29th November, 2023
The Lagos State Government has charged Local Governments in the State not to give room for touts and unauthorised personnel to establish illegal markets which contribute to littering the environment.
Permanent Secretary, Ministry of the Environment and Water Resources, Dr. Gaji Tajudeen gave this charge at the Lagos West Senatorial District Stakeholders meeting organized by the Lagos Environmental Sanitation Corps (LAGESC), held at the Ikeja Local Government, Ikeja, Lagos on Tuesday.
Tajudeen, who was represented by Mrs Ilori Temitope, said the constitution of designated markets in the State falls under the purview of Local Government Councils.
“In this vein, we implore our councils to be partners in progress and not give room for touts and unauthorised personnel to establish illegal markets which contribute largely to litter occupying our roads and ending up blocking the drainages and canals.
“Also, most importantly, is to enjoin the State Market Board under the Ministry of Local Government and Chieftaincy Affairs to spread the gospel to our markets on the need to keep the designated market environs clean, patronise approved LAWMA-PSP operators and not encroach on roads,” he said.
He emphasized that periodic engagements and interactive meetings with relevant stakeholders in the public are pertinent to achieving voluntary compliance by spreading the message to the grassroots at the Local Governments and Local Council Development Areas.
Tajudeen charged the Heads of Sanitation Departments in LGAs and LCDAs in Lagos West Senatorial District to renew their partnership with LAGESC in ridding the State of environmental nuisances in the appropriate residential and public areas as part of a cogent collaboration.
The Corps Marshal, LAGESC, CP Akinpelu Gbemisola (Rtd), in her opening address, emphasised the importance of environmental sanitation and the indispensable role of communities.

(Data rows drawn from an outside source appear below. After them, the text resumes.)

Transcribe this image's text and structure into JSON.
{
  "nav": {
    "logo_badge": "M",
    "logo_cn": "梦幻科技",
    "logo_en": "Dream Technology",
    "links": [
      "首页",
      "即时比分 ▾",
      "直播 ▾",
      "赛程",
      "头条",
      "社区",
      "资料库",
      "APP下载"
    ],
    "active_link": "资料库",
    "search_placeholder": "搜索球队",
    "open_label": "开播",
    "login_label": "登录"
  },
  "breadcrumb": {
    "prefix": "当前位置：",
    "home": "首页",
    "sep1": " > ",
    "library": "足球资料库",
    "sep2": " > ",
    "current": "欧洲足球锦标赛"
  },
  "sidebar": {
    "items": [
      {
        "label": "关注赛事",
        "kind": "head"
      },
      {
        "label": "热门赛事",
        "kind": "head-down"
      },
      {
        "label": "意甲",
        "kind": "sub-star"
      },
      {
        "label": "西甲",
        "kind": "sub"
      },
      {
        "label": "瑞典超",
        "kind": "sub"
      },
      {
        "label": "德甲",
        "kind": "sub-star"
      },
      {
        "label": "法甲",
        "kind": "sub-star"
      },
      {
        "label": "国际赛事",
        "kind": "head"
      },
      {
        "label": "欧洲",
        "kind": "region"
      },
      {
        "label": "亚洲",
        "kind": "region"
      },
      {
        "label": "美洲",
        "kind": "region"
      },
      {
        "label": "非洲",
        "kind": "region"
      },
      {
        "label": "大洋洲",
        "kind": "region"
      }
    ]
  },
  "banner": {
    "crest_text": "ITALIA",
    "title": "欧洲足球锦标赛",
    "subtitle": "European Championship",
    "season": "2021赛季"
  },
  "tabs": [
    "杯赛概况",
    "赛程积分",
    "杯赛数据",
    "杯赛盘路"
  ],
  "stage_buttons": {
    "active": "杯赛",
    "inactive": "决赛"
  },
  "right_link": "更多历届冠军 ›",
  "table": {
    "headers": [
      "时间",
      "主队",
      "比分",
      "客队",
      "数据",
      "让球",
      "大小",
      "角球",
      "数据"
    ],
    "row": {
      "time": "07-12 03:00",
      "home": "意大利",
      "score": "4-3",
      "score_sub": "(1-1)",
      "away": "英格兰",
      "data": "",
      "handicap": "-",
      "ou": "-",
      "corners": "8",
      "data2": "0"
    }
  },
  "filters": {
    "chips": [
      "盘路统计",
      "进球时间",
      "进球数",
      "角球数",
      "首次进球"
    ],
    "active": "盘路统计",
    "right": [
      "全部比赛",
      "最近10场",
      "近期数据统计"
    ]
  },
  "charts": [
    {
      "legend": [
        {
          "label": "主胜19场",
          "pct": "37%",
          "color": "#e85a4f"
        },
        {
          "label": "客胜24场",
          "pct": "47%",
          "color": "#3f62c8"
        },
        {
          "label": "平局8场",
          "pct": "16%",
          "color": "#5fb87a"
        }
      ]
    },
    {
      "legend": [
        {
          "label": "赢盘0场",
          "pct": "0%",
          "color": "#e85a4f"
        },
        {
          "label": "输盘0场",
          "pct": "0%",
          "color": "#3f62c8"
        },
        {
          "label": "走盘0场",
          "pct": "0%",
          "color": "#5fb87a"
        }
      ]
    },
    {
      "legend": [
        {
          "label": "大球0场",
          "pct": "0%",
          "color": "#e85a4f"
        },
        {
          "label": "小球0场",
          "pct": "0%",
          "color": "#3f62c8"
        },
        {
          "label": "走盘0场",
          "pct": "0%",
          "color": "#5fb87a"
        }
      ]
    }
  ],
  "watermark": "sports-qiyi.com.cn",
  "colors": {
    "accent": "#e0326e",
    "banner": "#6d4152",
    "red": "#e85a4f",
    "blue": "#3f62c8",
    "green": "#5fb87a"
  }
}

“As we strive for a cleaner, healthier, and more sustainable Lagos, it is essential to recognise that the responsibility lies not only with government agencies but also with each and every one of us seated here today.
“Our communities are the heart and soul of Lagos. They are the places we call home, where our families grow, and where we forge lasting connections. It is within these communities that the power to make a difference truly resides,” she said.
According to Akinpelu, by actively engaging in environmental sanitation practices, Lagosians could create a ripple effect that would transform the neighbourhoods and ultimately the entire city.
She added that simple acts like proper waste disposal, recycling, and regular cleaning of the surroundings could go a long way in preventing the spread of diseases, reducing pollution, and preserving natural resources.
“In addition to all these, our communities have the power to inspire and educate others. By organizing awareness campaigns, workshops, and community clean-up drives, we can motivate our fellow residents to take pride in their environment and join us in this noble cause.
Let us also remember the importance of collaboration. By partnering with local authorities, non-profit organizations, and businesses, we can pool our resources and expertise to tackle environmental challenges head-on. Together, we can create a cleaner, greener, and more sustainable Lagos for generations to come,” Akinpelu stated.
She emphasized that community engagement is key, urging residents to organise regular clean-up drives where residents come together to beautify their neighbourhoods, saying this would not only improve sanitation but would also foster a sense of unity and pride in communities across the state.